* What is expected
Report every line below that has the string "thumbs" in it.

START Input

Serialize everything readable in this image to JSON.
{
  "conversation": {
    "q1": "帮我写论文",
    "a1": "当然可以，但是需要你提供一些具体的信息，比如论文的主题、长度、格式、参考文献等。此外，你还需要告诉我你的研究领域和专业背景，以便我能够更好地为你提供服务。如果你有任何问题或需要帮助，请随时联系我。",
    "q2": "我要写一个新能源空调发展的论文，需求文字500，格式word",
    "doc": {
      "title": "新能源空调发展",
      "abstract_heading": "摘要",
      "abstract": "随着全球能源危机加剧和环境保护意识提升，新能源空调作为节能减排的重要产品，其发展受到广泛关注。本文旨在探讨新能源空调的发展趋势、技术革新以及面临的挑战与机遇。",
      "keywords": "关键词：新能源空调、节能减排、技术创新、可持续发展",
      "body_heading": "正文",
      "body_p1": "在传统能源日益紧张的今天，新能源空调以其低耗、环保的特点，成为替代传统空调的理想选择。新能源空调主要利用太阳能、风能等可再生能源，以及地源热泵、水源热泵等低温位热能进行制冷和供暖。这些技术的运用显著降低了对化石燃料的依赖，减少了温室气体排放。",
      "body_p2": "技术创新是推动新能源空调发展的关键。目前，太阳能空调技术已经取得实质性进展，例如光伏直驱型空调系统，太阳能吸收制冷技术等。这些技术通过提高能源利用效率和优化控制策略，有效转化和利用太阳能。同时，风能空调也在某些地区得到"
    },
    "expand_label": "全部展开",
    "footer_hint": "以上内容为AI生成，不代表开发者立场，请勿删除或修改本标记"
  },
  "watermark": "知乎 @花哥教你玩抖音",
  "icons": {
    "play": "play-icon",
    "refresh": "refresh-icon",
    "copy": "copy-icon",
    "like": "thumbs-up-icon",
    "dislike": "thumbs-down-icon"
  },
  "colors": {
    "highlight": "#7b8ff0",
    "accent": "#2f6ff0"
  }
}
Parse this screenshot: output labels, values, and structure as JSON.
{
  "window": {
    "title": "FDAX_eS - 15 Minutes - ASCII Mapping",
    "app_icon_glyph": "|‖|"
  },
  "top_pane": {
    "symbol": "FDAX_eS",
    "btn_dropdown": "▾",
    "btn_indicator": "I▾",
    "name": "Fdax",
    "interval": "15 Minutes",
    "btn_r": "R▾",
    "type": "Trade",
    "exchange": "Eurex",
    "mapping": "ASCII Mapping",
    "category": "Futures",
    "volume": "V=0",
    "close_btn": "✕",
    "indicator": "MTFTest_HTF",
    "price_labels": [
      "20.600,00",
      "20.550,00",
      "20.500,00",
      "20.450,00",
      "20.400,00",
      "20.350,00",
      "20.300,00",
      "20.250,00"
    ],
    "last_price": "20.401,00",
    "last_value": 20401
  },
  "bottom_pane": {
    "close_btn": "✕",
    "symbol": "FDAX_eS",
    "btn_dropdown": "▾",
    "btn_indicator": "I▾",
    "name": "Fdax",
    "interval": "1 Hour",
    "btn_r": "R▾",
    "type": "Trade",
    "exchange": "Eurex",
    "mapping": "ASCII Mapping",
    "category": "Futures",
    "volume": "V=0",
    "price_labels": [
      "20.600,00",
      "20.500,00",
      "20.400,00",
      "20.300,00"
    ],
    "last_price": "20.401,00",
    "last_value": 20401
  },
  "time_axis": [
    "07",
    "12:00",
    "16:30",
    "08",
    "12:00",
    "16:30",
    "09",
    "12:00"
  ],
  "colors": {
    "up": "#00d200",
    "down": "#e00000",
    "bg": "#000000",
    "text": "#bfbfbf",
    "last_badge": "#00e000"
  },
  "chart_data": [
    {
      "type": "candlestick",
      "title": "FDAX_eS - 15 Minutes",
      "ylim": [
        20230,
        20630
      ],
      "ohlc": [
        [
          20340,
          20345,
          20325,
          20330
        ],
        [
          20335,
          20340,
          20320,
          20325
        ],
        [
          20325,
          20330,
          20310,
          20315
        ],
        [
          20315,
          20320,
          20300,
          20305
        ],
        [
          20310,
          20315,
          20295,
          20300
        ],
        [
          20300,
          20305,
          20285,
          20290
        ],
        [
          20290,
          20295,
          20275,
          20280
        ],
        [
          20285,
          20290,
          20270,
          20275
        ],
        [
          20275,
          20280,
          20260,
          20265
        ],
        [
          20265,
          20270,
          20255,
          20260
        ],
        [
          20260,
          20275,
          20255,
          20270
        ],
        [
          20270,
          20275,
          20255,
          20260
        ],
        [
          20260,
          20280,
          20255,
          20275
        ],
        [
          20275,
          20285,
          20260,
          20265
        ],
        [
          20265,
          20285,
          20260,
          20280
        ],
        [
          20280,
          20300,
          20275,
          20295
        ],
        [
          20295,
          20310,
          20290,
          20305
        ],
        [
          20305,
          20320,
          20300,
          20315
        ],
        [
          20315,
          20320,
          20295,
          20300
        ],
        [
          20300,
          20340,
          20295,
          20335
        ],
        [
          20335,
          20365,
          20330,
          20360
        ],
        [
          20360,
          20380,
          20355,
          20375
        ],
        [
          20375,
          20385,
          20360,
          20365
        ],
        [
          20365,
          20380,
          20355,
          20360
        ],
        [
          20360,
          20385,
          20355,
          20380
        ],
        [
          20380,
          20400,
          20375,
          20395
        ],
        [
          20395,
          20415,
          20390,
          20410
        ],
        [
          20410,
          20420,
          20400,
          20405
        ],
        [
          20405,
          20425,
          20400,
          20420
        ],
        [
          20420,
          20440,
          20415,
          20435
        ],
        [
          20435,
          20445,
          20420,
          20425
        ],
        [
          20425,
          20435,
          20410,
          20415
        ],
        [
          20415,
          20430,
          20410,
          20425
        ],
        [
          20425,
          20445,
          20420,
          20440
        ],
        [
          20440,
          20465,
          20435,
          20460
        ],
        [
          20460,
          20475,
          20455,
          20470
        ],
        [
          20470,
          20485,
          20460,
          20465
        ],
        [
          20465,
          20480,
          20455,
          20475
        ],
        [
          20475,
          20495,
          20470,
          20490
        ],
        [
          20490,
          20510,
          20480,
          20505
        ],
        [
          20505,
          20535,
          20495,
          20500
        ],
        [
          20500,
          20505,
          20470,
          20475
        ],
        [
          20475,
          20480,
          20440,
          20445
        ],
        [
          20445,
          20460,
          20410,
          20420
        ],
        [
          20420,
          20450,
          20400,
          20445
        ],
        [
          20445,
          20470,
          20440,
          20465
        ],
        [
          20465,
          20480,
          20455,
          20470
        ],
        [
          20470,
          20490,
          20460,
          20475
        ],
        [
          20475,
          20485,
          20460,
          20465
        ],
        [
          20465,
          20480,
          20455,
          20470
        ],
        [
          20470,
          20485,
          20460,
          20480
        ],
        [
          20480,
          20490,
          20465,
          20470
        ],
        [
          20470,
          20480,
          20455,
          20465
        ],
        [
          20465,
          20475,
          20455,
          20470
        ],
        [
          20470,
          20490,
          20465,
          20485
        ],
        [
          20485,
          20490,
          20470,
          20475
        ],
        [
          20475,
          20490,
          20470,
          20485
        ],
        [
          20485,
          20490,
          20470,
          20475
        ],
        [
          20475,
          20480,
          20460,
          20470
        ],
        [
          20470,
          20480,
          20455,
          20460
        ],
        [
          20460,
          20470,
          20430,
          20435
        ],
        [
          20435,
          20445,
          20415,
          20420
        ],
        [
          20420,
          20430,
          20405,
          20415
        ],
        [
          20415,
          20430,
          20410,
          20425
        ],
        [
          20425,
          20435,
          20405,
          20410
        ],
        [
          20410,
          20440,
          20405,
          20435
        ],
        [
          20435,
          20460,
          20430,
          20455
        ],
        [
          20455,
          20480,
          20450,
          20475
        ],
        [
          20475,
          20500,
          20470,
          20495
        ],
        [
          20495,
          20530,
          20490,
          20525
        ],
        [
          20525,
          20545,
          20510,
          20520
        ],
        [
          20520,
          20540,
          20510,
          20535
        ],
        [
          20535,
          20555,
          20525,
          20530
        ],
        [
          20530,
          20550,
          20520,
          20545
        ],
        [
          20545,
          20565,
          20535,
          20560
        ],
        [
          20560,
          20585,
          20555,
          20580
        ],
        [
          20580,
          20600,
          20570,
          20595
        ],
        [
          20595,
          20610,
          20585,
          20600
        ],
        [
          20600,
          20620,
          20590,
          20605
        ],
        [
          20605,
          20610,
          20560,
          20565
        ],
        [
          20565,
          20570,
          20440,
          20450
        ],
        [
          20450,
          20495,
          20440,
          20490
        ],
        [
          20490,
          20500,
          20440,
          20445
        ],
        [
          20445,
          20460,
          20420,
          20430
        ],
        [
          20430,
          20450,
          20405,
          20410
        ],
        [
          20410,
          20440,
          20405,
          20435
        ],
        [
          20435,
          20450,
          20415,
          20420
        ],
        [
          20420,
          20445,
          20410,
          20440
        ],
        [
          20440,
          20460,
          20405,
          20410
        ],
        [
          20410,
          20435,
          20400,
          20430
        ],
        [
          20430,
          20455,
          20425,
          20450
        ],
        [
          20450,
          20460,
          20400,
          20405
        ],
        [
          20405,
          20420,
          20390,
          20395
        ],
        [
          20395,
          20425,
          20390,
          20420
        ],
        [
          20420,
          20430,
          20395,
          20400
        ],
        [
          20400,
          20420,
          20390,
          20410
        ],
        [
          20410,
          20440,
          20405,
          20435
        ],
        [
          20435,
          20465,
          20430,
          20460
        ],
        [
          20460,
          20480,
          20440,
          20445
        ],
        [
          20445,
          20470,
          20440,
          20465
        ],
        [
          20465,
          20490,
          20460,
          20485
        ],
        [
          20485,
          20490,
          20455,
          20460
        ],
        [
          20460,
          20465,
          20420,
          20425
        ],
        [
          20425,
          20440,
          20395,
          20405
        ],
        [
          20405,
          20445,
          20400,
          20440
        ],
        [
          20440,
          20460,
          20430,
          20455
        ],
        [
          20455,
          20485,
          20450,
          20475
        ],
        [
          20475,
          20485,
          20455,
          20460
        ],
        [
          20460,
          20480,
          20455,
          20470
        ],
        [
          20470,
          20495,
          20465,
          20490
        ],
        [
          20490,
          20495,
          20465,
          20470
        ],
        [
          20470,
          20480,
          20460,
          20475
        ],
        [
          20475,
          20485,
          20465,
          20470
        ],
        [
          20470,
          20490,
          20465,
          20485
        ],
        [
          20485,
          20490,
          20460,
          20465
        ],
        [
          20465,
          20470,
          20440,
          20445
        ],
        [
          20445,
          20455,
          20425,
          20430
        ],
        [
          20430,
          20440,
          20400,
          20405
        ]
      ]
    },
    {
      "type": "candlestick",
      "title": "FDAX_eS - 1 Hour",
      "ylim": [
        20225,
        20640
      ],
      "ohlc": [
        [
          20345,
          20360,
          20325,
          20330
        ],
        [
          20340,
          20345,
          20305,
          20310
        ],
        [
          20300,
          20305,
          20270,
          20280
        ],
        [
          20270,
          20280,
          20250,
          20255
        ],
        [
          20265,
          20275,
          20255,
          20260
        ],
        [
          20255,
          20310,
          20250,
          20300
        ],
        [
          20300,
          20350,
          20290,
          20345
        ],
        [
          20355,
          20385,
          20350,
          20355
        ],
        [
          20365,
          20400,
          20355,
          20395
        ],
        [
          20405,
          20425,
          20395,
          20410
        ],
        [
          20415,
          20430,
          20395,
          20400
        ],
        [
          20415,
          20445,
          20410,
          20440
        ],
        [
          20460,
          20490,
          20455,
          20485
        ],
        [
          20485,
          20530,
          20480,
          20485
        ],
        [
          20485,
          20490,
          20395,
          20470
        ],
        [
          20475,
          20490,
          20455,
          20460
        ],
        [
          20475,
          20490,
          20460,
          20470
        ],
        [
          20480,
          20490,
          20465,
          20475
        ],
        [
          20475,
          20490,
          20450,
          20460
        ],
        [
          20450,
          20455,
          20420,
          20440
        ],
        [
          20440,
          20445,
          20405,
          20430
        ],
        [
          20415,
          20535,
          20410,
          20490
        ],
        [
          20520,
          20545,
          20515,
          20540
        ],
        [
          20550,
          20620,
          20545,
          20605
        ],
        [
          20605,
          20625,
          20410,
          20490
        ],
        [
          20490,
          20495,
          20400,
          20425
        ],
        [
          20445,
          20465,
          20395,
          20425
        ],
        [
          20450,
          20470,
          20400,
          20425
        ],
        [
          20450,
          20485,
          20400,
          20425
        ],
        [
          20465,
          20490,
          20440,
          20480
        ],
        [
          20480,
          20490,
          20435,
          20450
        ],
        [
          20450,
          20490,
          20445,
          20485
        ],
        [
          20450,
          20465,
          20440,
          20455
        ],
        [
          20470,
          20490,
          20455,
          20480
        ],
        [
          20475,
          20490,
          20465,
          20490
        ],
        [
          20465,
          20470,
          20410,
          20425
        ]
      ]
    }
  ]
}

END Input

* Result of this task
    "like": "thumbs-up-icon",
    "dislike": "thumbs-down-icon"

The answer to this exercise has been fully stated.